Factor analysis: step 2 (final solution)After running factor you need to rotate the factor loads to get a clearer pattern, just type rotate toget a final solution.By default the rotation is varimax whichproduces orthogonal factors. This meansthat factors are not correlated to each other.This setting is recommended when youwant to identify variables to create indexesor new variables without inter-correlatedcomponentsSame description as in the previous slidewith new composition between the twofactors. Still both factors explain 57.55% ofthe total variance observed.The pattern matrix here offers a clearerpicture of the relevance of each variable inthe factor. Factor1 is mostly defined by‘owner’ and ‘competition’ and factor2 by‘equality’, ‘respon’ and ‘ideol’ .This is a conversion matrix to estimate therotated factor loadings (RFL):RFL Factor loadings * Factor rotationNOTE: If you want the factors to be correlated (oblique rotation) you need to use the option promax after rotate:rotate, promaxType help rotate for details. See http://www.ats.ucla.edu/stat/stata/output/fa output.htm for more info.Thank you to Jeannie-Marie S. Leoutsakos for useful feedback.

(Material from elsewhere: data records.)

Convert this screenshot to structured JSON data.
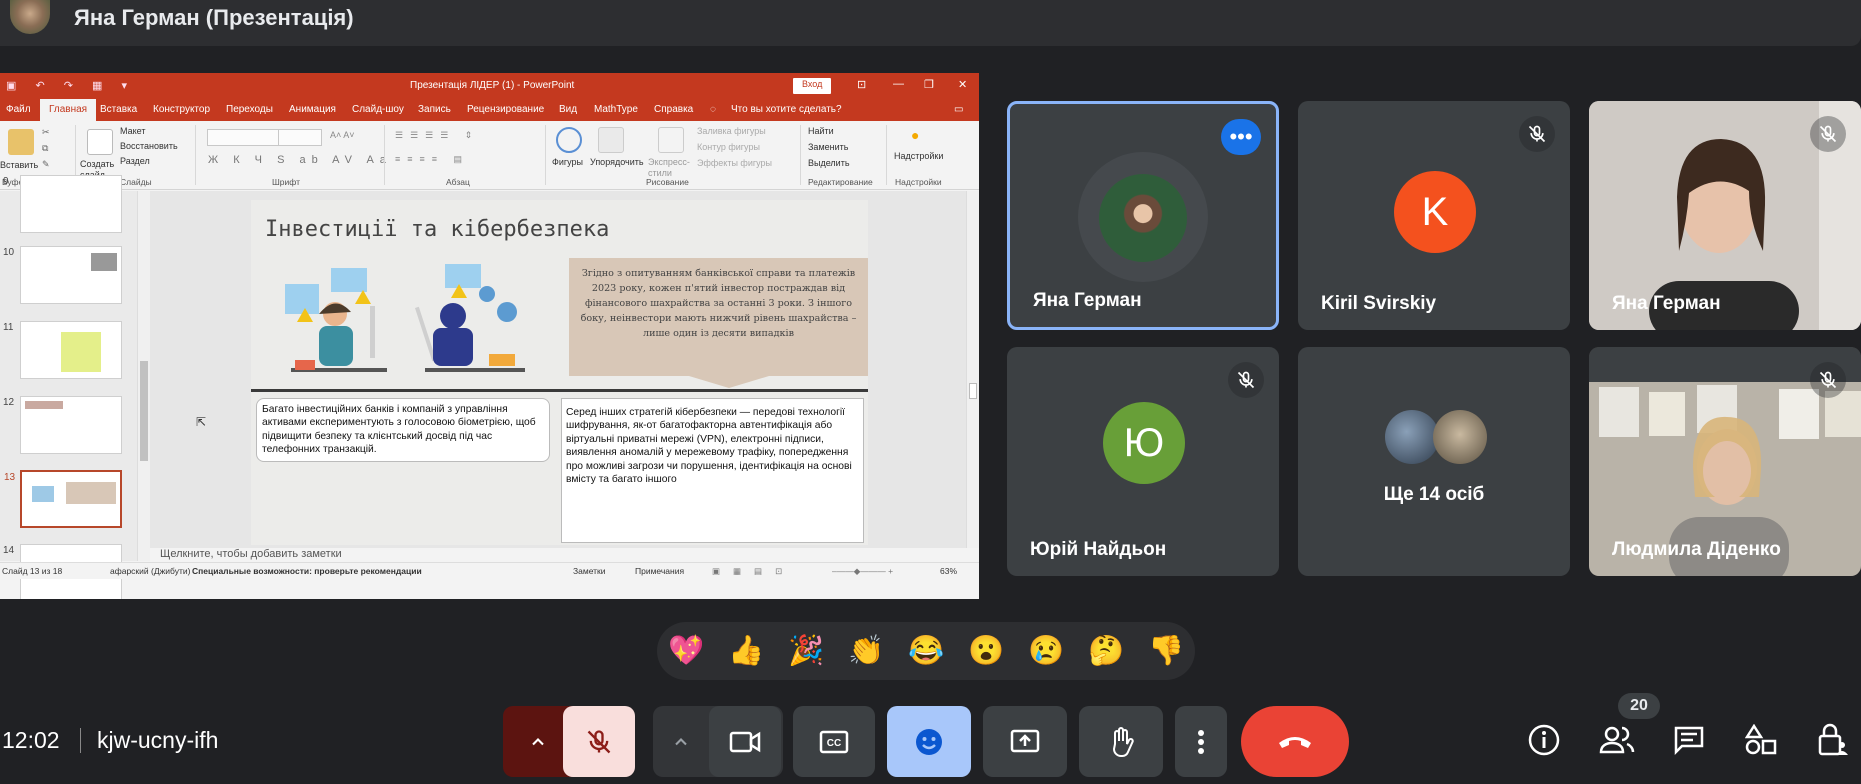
{
  "presenter_bar": {
    "title": "Яна Герман (Презентація)"
  },
  "powerpoint": {
    "window_title": "Презентація ЛІДЕР (1)  -  PowerPoint",
    "login_label": "Вход",
    "tabs": [
      "Файл",
      "Главная",
      "Вставка",
      "Конструктор",
      "Переходы",
      "Анимация",
      "Слайд-шоу",
      "Запись",
      "Рецензирование",
      "Вид",
      "MathType",
      "Справка"
    ],
    "tell_me": "Что вы хотите сделать?",
    "ribbon": {
      "paste": "Вставить",
      "new_slide": "Создать слайд",
      "layout": "Макет",
      "reset": "Восстановить",
      "section": "Раздел",
      "shapes": "Фигуры",
      "arrange": "Упорядочить",
      "quick_styles": "Экспресс-стили",
      "shape_fill": "Заливка фигуры",
      "shape_outline": "Контур фигуры",
      "shape_effects": "Эффекты фигуры",
      "find": "Найти",
      "replace": "Заменить",
      "select": "Выделить",
      "addins": "Надстройки",
      "groups": [
        "Буфер обмена",
        "Слайды",
        "Шрифт",
        "Абзац",
        "Рисование",
        "Редактирование",
        "Надстройки"
      ]
    },
    "thumb_numbers": [
      "9",
      "10",
      "11",
      "12",
      "13",
      "14"
    ],
    "slide": {
      "title": "Інвестиції та кібербезпека",
      "beige_text": "Згідно з опитуванням банківської справи та платежів 2023 року, кожен п'ятий інвестор постраждав від фінансового шахрайства за останні 3 роки. З іншого боку, неінвестори мають нижчий рівень шахрайства – лише один із десяти випадків",
      "box1": "Багато інвестиційних банків і компаній з управління активами експериментують з голосовою біометрією, щоб підвищити безпеку та клієнтський досвід під час телефонних транзакцій.",
      "box2": "Серед інших стратегій кібербезпеки — передові технології шифрування, як-от багатофакторна автентифікація або віртуальні приватні мережі (VPN), електронні підписи, виявлення аномалій у мережевому трафіку, попередження про можливі загрози чи порушення, ідентифікація на основі вмісту та багато іншого"
    },
    "notes_placeholder": "Щелкните, чтобы добавить заметки",
    "status": {
      "slide_counter": "Слайд 13 из 18",
      "language": "афарский (Джибути)",
      "accessibility": "Специальные возможности: проверьте рекомендации",
      "notes": "Заметки",
      "comments": "Примечания",
      "zoom": "63%"
    }
  },
  "participants": [
    {
      "name": "Яна Герман",
      "type": "photo-avatar"
    },
    {
      "name": "Kiril Svirskiy",
      "letter": "K",
      "color": "#f4511e"
    },
    {
      "name": "Яна Герман",
      "type": "video"
    },
    {
      "name": "Юрій Найдьон",
      "letter": "Ю",
      "color": "#689f38"
    },
    {
      "name": "Ще 14 осіб",
      "type": "others"
    },
    {
      "name": "Людмила Діденко",
      "type": "video"
    }
  ],
  "reactions": [
    "💖",
    "👍",
    "🎉",
    "👏",
    "😂",
    "😮",
    "😢",
    "🤔",
    "👎"
  ],
  "bottom_bar": {
    "time": "12:02",
    "meeting_code": "kjw-ucny-ifh",
    "people_count": "20"
  },
  "colors": {
    "accent": "#8ab4f8",
    "end_call": "#ea4335",
    "mic_off": "#f9dedc",
    "ppt": "#c4391f"
  }
}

Factor analysis: step 3 (predict)To create the new variables, after factor, rotate you type predict.predict factor1 factor2 /*or whatever name you prefer to identify the factors*/These are the regression coefficients used to estimatethe individual scores (per case/row)Another option (called naïve by some) could be to create indexes out of each cluster of variables. Forexample, ‘owner’ and ‘competition’ define one factor. You could aggregate these two to create a newvariable to measure ‘market oriented attitudes’. On the other hand you could aggregate ‘ideol’, ‘equality’and ‘respon’ to create an index to measure ‘egalitarian attitudes’. Since all variables are in the samevalence (liberal for small values, capitalist for larger values), we can create the two new variables asgen market (owner competition)/2gen egalitatiran (ideol equality respon)/3

Factor analysis: sources/referencesThe main sources/references for this section are:Books Factor Analysis in International Relations. Interpretation, Problem Areas and Application /Vincent, Jack. University of Florida Press, Gainsville, 1971. Factor Analysis. Statistical Methods and Practical Issues / Kim Jae-on, Charles W.Mueller, Sage publications, 1978. Introduction to Factor Analysis. What it is and How To Do It / Kim Jae-on, Charles W.Mueller, Sage publications, 1978. Statistics with STATA (updated for version 9) / Hamilton, Lawrence C. ThomsonBooks/Cole, 2006.Online StatNotes: htm StatSoft: http://www.statsoft.com/textbook/stfacan.html UCLA Resources: http://www.ats.ucla.edu/stat/stata/output/fa output.htm

Factor analysis: step 1, To run factor analysis use the command (type more details).factorhelp factor , Total variance accounted by each factor. The sum of all eigenvalues total number of variables. , When negative, the sum of eigenvalues total number of factors (variables) with positive eigenvalues.